To this day, Harley-Davidson’s philosophy more or less remains the same, which helps it to stand out amidst today’s Japanese-dominated motorcycle market. Each new bike has an element that reflects the styles of classic Harleys (with the exception of the VRSC models), demonstrating that the company’s past plays a prominent part in its future.
From 1977 up until the start of this year, all bikes produced have been heavyweights with engine displacements of 700cc or greater. However, this year the firm has decided to enter the middleweight market with its Street range of bikes.
Its decision to enter into a different market may be due to the brand attracting a new generation of riders; in an interview for Reuters back in 2012, a company executive noted that for the first time in ten years the average buyers of Harley-Davidson bikes were not white baby-boomers – the generation responsible for embracing the bikes as symbols of rebellion in the 60s and 70s.
Recent research from RL Polk revealed that since 2008, Harley-Davidson has led the market among riders aged between 18 and 34, African-Americans, Hispanics and women.
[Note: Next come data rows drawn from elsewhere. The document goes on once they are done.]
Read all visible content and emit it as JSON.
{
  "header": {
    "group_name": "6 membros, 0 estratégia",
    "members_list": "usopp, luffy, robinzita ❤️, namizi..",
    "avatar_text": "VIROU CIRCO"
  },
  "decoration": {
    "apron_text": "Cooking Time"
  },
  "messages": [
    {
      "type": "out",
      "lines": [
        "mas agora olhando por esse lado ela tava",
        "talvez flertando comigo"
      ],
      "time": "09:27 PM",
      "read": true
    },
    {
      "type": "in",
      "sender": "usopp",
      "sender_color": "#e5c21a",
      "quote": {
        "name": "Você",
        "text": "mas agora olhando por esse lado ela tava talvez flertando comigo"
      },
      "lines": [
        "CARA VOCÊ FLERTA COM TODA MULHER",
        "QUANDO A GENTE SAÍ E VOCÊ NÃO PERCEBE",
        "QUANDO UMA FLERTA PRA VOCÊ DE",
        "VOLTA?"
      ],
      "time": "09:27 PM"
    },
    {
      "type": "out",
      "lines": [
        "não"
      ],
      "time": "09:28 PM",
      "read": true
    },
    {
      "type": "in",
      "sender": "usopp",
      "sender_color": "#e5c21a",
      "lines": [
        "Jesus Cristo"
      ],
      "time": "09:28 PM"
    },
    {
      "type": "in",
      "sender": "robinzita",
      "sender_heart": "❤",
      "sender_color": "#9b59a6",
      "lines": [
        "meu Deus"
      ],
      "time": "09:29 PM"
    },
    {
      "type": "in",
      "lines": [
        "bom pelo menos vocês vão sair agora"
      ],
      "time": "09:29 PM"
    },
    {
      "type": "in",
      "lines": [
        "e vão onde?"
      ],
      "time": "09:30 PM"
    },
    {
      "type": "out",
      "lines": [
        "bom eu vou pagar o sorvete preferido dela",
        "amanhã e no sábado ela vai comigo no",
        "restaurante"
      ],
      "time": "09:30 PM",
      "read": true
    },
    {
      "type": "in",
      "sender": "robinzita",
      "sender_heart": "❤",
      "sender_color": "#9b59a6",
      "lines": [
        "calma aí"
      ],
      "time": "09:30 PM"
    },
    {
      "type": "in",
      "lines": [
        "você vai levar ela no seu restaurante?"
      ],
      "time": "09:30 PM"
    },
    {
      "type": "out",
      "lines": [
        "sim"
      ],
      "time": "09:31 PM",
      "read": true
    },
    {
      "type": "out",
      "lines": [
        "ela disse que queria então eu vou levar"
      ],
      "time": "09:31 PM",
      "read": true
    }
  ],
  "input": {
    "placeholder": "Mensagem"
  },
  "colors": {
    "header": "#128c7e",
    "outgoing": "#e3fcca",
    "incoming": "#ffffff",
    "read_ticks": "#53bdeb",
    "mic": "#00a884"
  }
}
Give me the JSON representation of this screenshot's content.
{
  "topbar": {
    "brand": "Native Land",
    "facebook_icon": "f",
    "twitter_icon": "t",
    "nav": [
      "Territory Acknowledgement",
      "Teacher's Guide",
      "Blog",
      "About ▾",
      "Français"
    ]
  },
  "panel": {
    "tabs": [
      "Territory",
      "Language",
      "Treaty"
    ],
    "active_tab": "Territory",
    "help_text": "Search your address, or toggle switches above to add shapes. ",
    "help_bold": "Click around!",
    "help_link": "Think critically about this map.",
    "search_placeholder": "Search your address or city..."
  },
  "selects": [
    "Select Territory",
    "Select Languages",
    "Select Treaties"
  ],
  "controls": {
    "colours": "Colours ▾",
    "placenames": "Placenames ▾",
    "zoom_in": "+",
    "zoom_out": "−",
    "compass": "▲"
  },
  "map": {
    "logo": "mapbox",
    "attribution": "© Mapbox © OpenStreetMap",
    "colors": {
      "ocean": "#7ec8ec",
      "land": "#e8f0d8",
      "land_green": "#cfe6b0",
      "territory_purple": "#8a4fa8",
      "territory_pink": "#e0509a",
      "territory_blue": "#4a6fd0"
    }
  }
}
The company itself stopped releasing buyer figures in 2009 after it claimed that the data did not adequately measure its outreach efforts.
Even if the target audience appears to be shifting, the latest figures from the company’s earnings report confirm that it’s making the right decisions. Last year, worldwide retail sales of new bikes grew by 5.7% in the fourth quarter and by 4.4% in the year compared with 2012.
It was also recently revealed that Harley-Davidson is trying its luck in the three-wheeled market by selling its Tri Glide “trikes” in Japan. This is the company’s first venture into this market, and it will be interesting to see the results.
Nevertheless, Harley-Davidson remains a renowned motorcycling brand that shows no signs of slowing down. The brand name is kept alive with regular releases, events, clubs, meetings and exhibitions. Harley-Davidson has the largest brand community of all manufacturers, made up of people who value and respect the company for what it does best: producing fine-quality custom, cruiser and touring motorcycles and selling them to Harley-lovers across the globe.